(Stored entries)
··········

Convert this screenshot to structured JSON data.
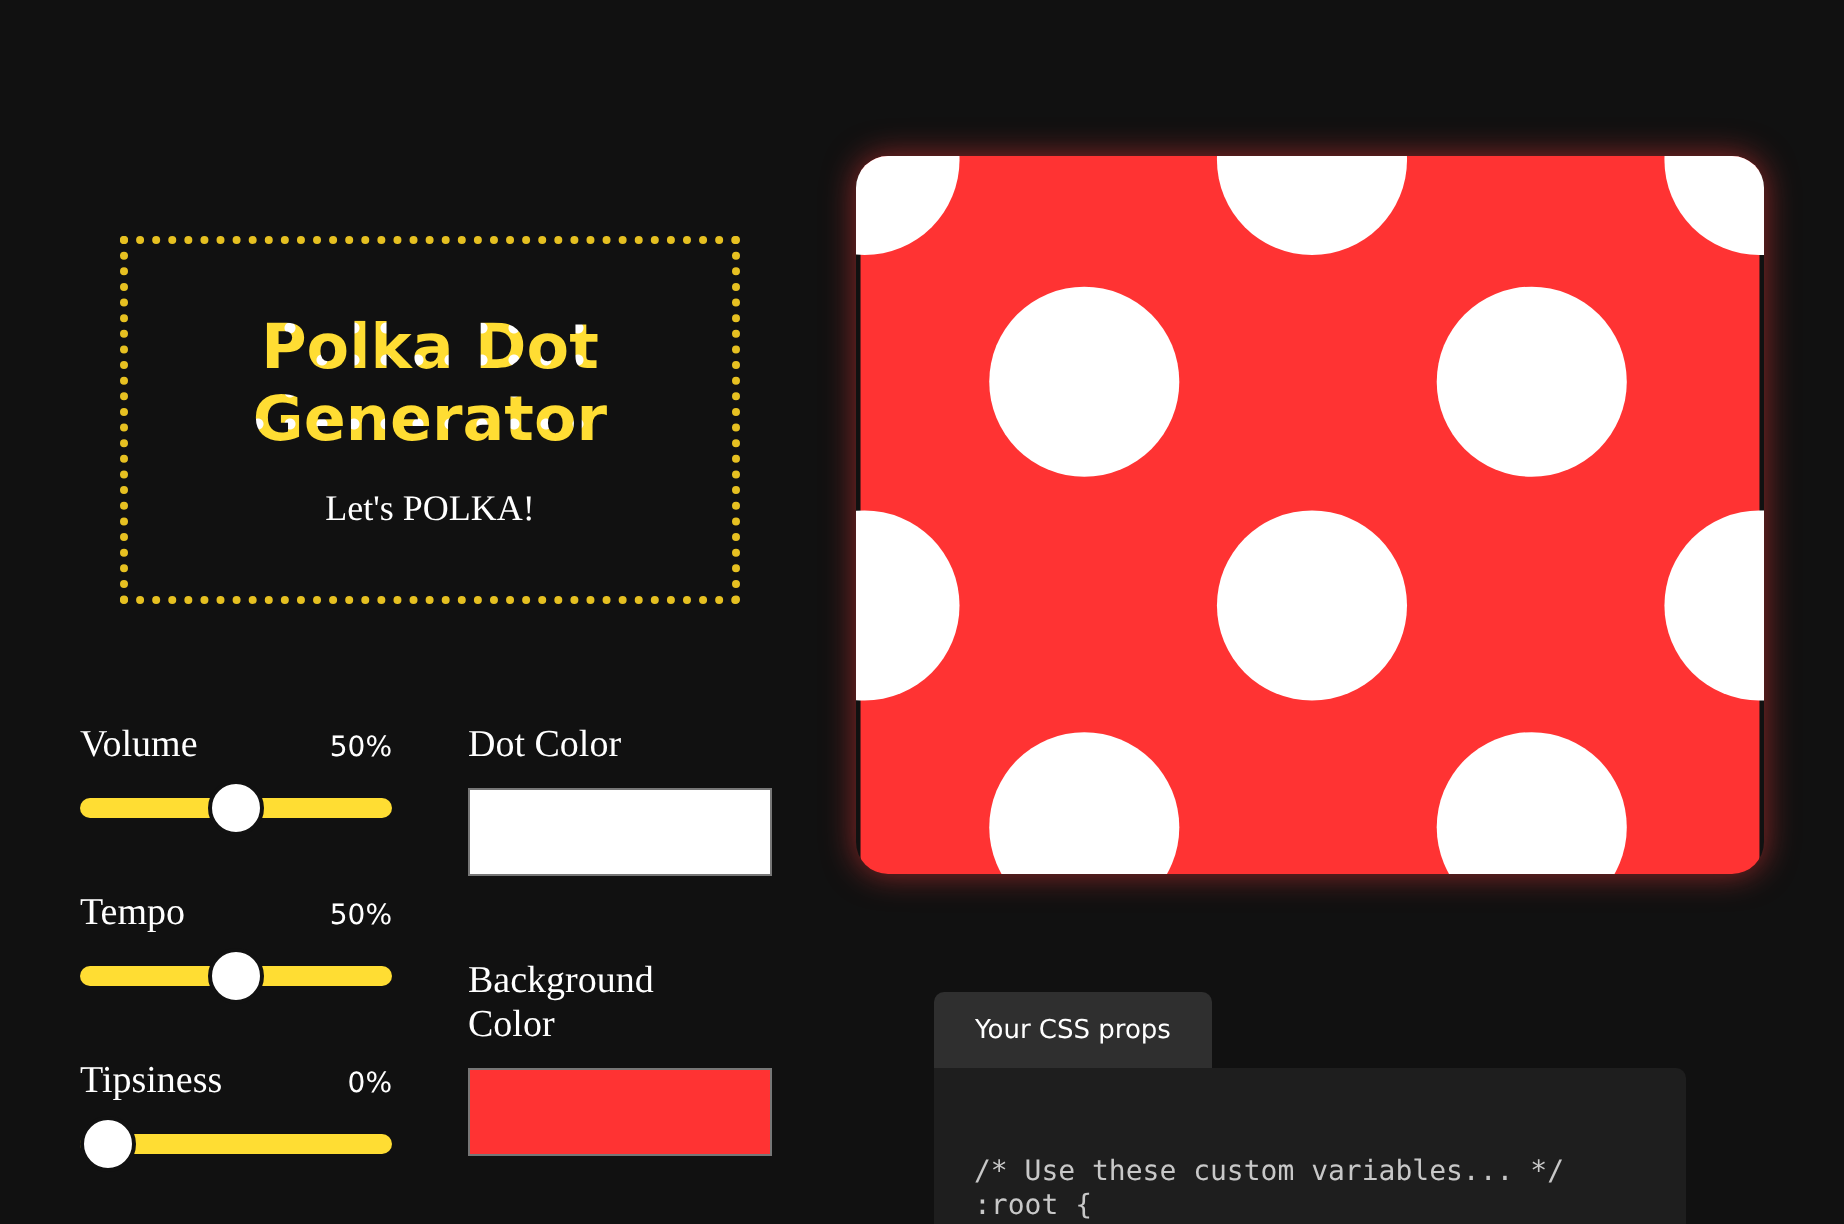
{
  "title": {
    "heading": "Polka Dot Generator",
    "tagline": "Let's POLKA!"
  },
  "sliders": [
    {
      "label": "Volume",
      "reading": "50%",
      "level": 0.5
    },
    {
      "label": "Tempo",
      "reading": "50%",
      "level": 0.5
    },
    {
      "label": "Tipsiness",
      "reading": "0%",
      "level": 0
    }
  ],
  "colors": [
    {
      "label": "Dot Color",
      "color": "#ffffff"
    },
    {
      "label": "Background Color",
      "color": "#ff3333"
    }
  ],
  "code_panel": {
    "tab": "Your CSS props",
    "lines": [
      "/* Use these custom variables... */",
      ":root {"
    ]
  }
}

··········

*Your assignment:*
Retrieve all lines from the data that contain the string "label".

*Result for this task:*
      "label": "Volume",
      "label": "Tempo",
      "label": "Tipsiness",
      "label": "Dot Color",
      "label": "Background Color",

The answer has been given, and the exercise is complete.